[[ Records supplied open ]]
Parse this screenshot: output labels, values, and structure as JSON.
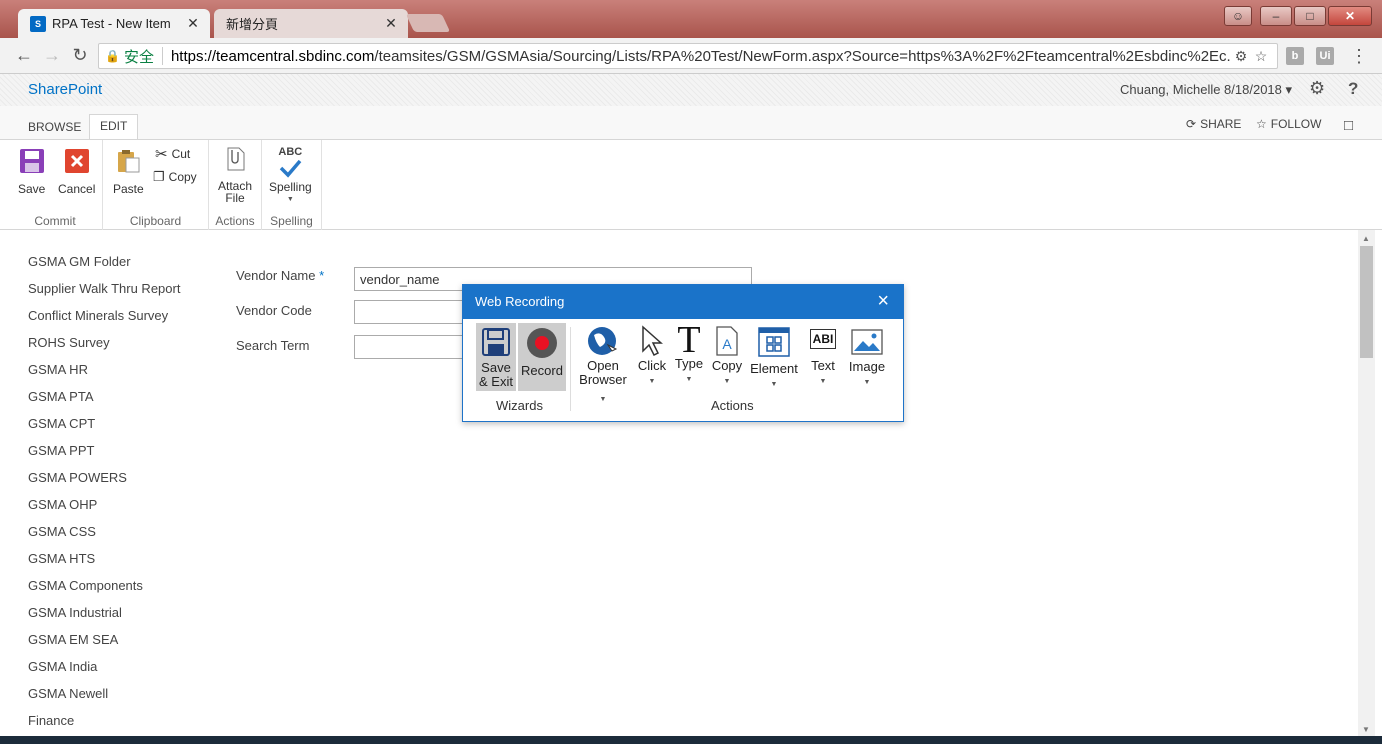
{
  "browser": {
    "tabs": [
      {
        "title": "RPA Test - New Item",
        "favicon": "S"
      },
      {
        "title": "新增分頁"
      }
    ],
    "secure_label": "安全",
    "url_domain": "https://teamcentral.sbdinc.com",
    "url_path": "/teamsites/GSM/GSMAsia/Sourcing/Lists/RPA%20Test/NewForm.aspx?Source=https%3A%2F%2Fteamcentral%2Esbdinc%2Ec...",
    "extensions": [
      "b",
      "Ui"
    ]
  },
  "suite": {
    "brand": "SharePoint",
    "user": "Chuang, Michelle 8/18/2018",
    "user_caret": "▾"
  },
  "ribbon": {
    "tabs": [
      "BROWSE",
      "EDIT"
    ],
    "share": "SHARE",
    "follow": "FOLLOW",
    "groups": {
      "commit": {
        "label": "Commit",
        "save": "Save",
        "cancel": "Cancel"
      },
      "clipboard": {
        "label": "Clipboard",
        "paste": "Paste",
        "cut": "Cut",
        "copy": "Copy"
      },
      "actions": {
        "label": "Actions",
        "attach_1": "Attach",
        "attach_2": "File"
      },
      "spelling": {
        "label": "Spelling",
        "spelling": "Spelling",
        "abc": "ABC"
      }
    }
  },
  "leftnav": [
    "GSMA GM Folder",
    "Supplier Walk Thru Report",
    "Conflict Minerals Survey",
    "ROHS Survey",
    "GSMA HR",
    "GSMA PTA",
    "GSMA CPT",
    "GSMA PPT",
    "GSMA POWERS",
    "GSMA OHP",
    "GSMA CSS",
    "GSMA HTS",
    "GSMA Components",
    "GSMA Industrial",
    "GSMA EM SEA",
    "GSMA India",
    "GSMA Newell",
    "Finance"
  ],
  "form": {
    "vendor_name_label": "Vendor Name",
    "required_mark": "*",
    "vendor_name_value": "vendor_name",
    "vendor_code_label": "Vendor Code",
    "search_term_label": "Search Term"
  },
  "web_recording": {
    "title": "Web Recording",
    "save_exit_1": "Save",
    "save_exit_2": "& Exit",
    "record": "Record",
    "open_1": "Open",
    "open_2": "Browser",
    "click": "Click",
    "type": "Type",
    "copy": "Copy",
    "element": "Element",
    "text": "Text",
    "image": "Image",
    "wizards_label": "Wizards",
    "actions_label": "Actions",
    "text_icon_glyph": "ABI"
  },
  "colors": {
    "accent": "#0072c6",
    "titlebar": "#1a73c9",
    "tabbar": "#b8635b",
    "record_red": "#e81123"
  }
}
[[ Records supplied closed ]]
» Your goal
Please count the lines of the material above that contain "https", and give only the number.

» Response to the exercise
2